A win on Wednesday and a somewhat deep playoff run could finally give TFC their fair share of the media attention. It’s hard to think that a team sitting near the top of their conference for most of their season and an MVP candidate on their roster – kind of like the Blue Jays of the last two years – would be relegated to the middle of the sports section or to the latter part of a Sportscentre broadcast, but that’s where TFC often find themselves. TFC have the best chance to bring the city a championship and deserve to be treated that way.

Featured image via Toronto Star

Why You Shouldn’t Jump Off the Jays’ Bandwagon Yet

By: Nikolas Theodorakidis | @nikolastheo

This weekend was not great for the Toronto Blue Jays.

The Jays scored one run in 18 innings in the two games in Cleveland, going 0-5 with runners in scoring position in Game One and going hitless after the third inning in Game Two. They squandered solid starts from Marco Estrada and J.A. Happ along the way. Both pitchers gave up two earned runs, falling victim to timely hits from Cleveland second baseman Francisco Lindor.

The team now faces the same scenario they faced in the American League Championship Series last year: coming home down two games to none. As Ben Nicholson-Smith of Sportsnet points out, 27 teams have fallen behind 0-2 in a League Championship Series and only three have advanced.

So, yeah, not great.

But, let’s not give up on the boys of summer just yet. There are more than enough reasons to believe that this season is not over.

Pitching

When it comes to the pitching matchups, you’d have to think the Jays have the advantage for the next two games.

Game Three has Marcus Stroman pitching for the Jays against Cleveland’s Trevor Bauer. Bauer and his 4.26 ERA were supposed to pitch in Game Two but he injured his finger—and this is true—fixing his drone. On paper, it would seem Stroman, coming off a good start in the Wild Card game, would be better than someone with an ERA higher than four and has stitches in his finger.
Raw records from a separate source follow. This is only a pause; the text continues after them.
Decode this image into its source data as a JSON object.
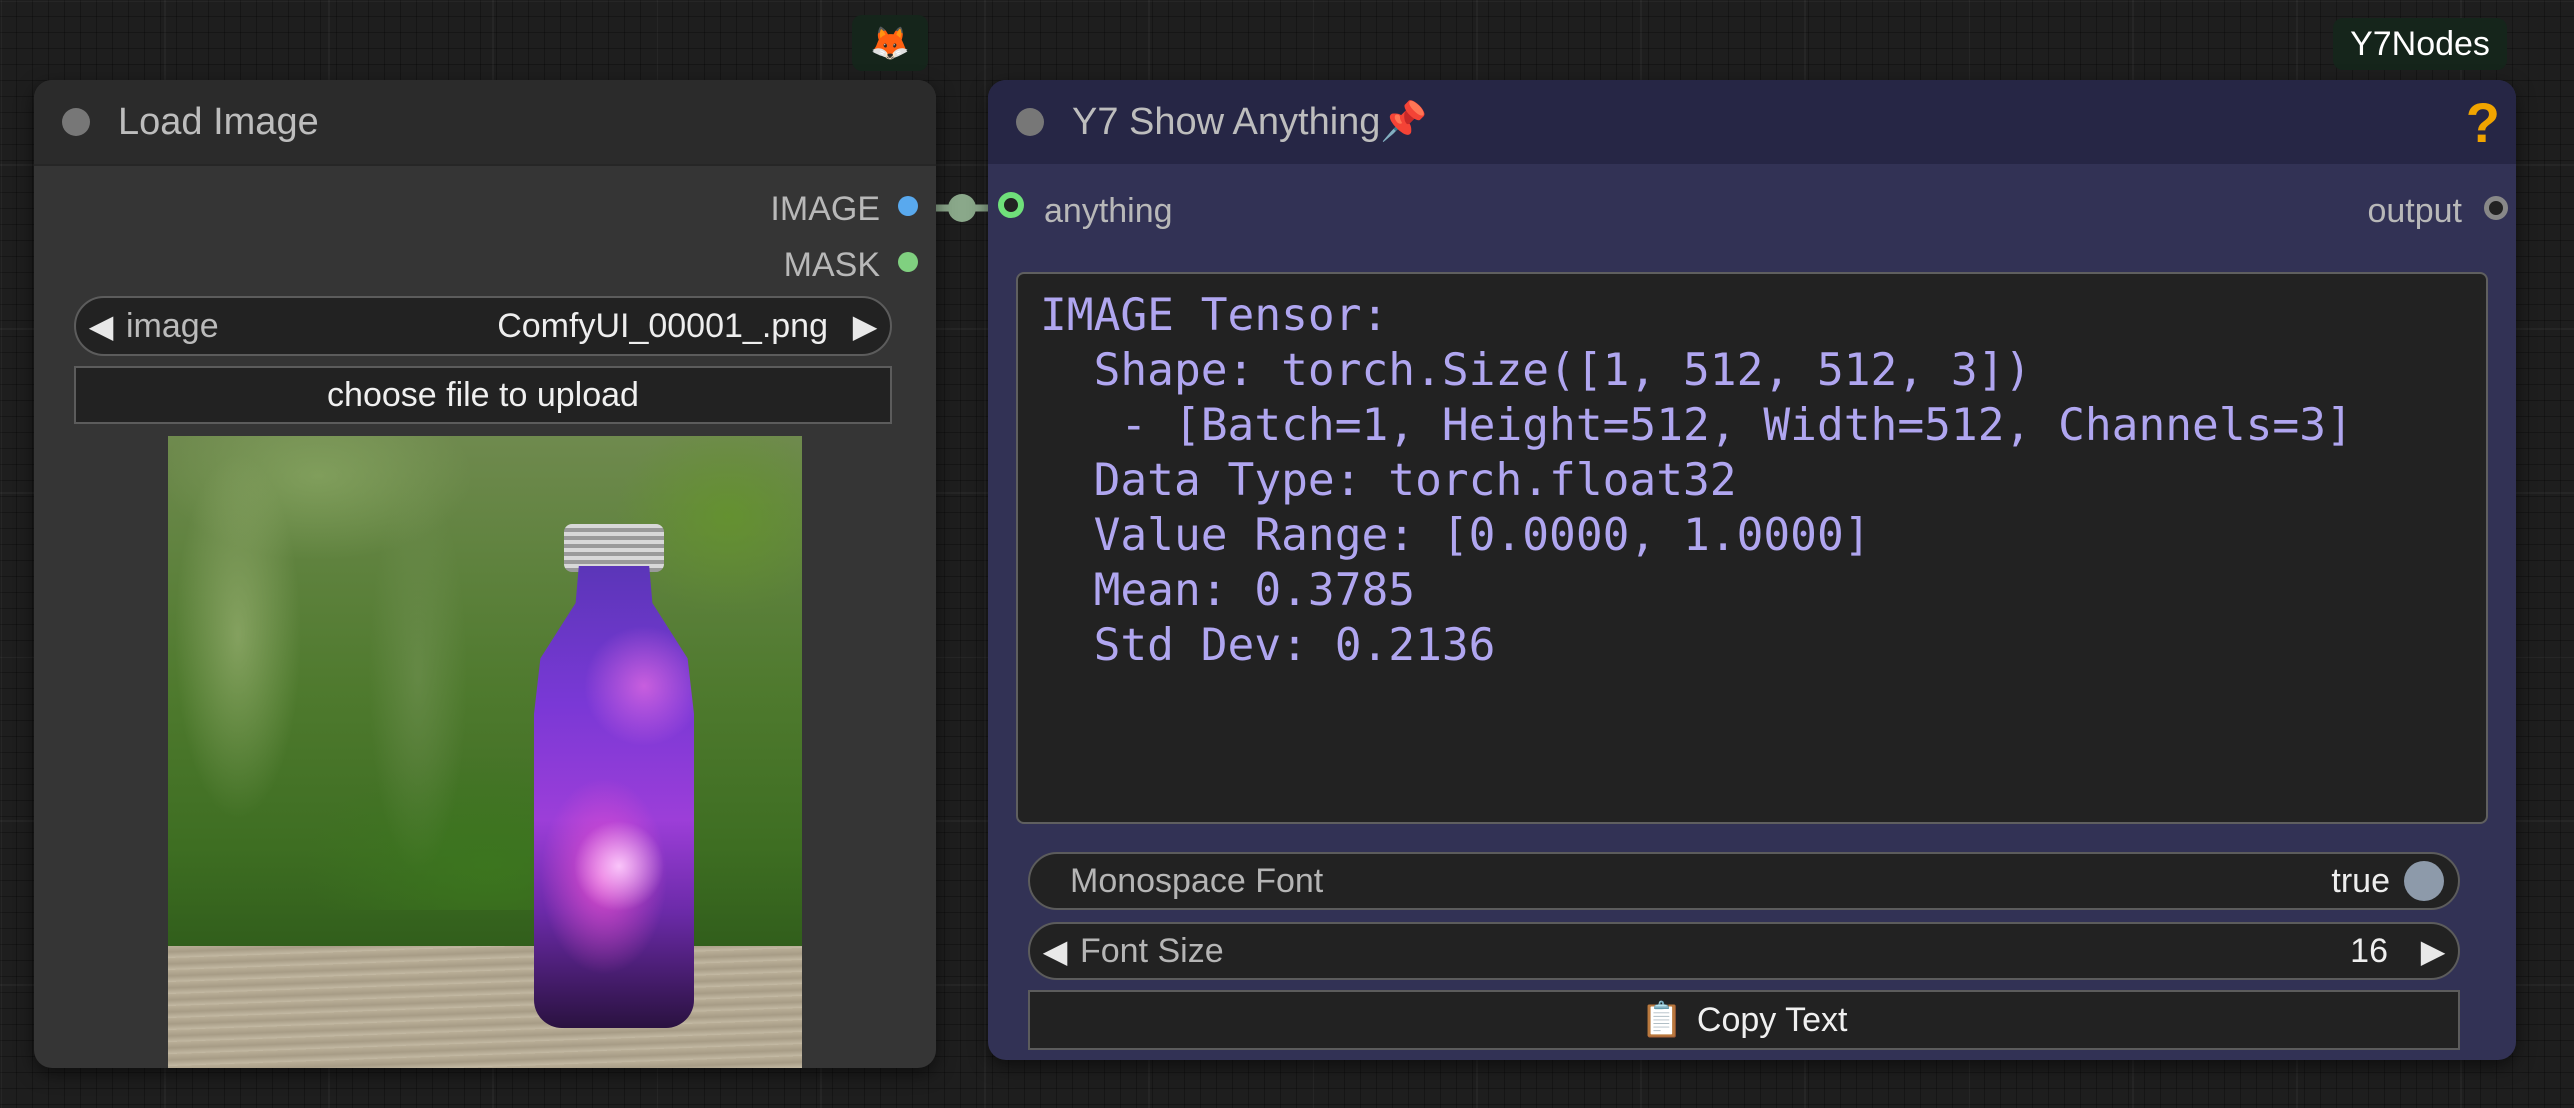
{
  "badges": {
    "fox_icon": "🦊",
    "y7nodes_label": "Y7Nodes"
  },
  "load_image_node": {
    "title": "Load Image",
    "outputs": [
      {
        "label": "IMAGE",
        "color": "#59a9ee"
      },
      {
        "label": "MASK",
        "color": "#80d080"
      }
    ],
    "image_widget": {
      "label": "image",
      "value": "ComfyUI_00001_.png"
    },
    "upload_button_label": "choose file to upload"
  },
  "show_anything_node": {
    "title": "Y7 Show Anything📌",
    "help_icon": "?",
    "input_label": "anything",
    "output_label": "output",
    "display_text": "IMAGE Tensor:\n  Shape: torch.Size([1, 512, 512, 3])\n   - [Batch=1, Height=512, Width=512, Channels=3]\n  Data Type: torch.float32\n  Value Range: [0.0000, 1.0000]\n  Mean: 0.3785\n  Std Dev: 0.2136",
    "monospace_widget": {
      "label": "Monospace Font",
      "value": "true"
    },
    "font_size_widget": {
      "label": "Font Size",
      "value": "16"
    },
    "copy_button": {
      "icon": "📋",
      "label": "Copy Text"
    }
  },
  "colors": {
    "image_slot": "#59a9ee",
    "mask_slot": "#80d080",
    "text_color": "#b0a6f0",
    "help_color": "#f0a400"
  }
}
And Aaron Sanchez will take to the mound for the Jays in Game Four against Mike Clevinger, who is starting because of injury to two other Cleveland pitchers. Sanchez did not look great in his last start but should still be favoured over a pitcher that only started 10 games during the regular season.

Home Sweet Home

A return home might give the Jays offence a much needed boost.

As a team, the Jays have hit .260/.341/.444 at the Rogers Centre this year, but only .236/.318/.408 on the road. The team who has suddenly seen their offensive production suddenly disappear will be happy to return to their notoriously hitter friendly ballpark.

None will be happier than Jose Bautista. He struck out five times in eight plate appearances in the last two games and has voiced his displeasure with the strike zone so far in the series. While still uncharacteristically high for him, Bautista has struck out less at home this year than on the road and will be looking to have some of his power return.

Well, If It Happened Last Year…

While it may not mean much, the Jays were in this position last year.

In the third game of the ALCS last year, the Jays returned home after only scoring two runs in Kansas City. The Jays scored 11 runs and Marcus Stroman picked up the win. Who’s to say a similar result isn’t in order this time around?

And this year, the Jays don’t have to rely on R.A. Dickey in Game Four. Dickey gave up five runs in that game last year, but this year the Jays will have Sanchez, their ace, to carry them into a Game Five. A Game Five that will feature Marco Estrada starting for the Jays…just like last year. If you ask me, things are lining up too perfectly.

While things aren’t great for the Jays, it’s not all doom and gloom. So don’t despair, Toronto, the boys of summer still have a shot this fall.

Featured image via CBC News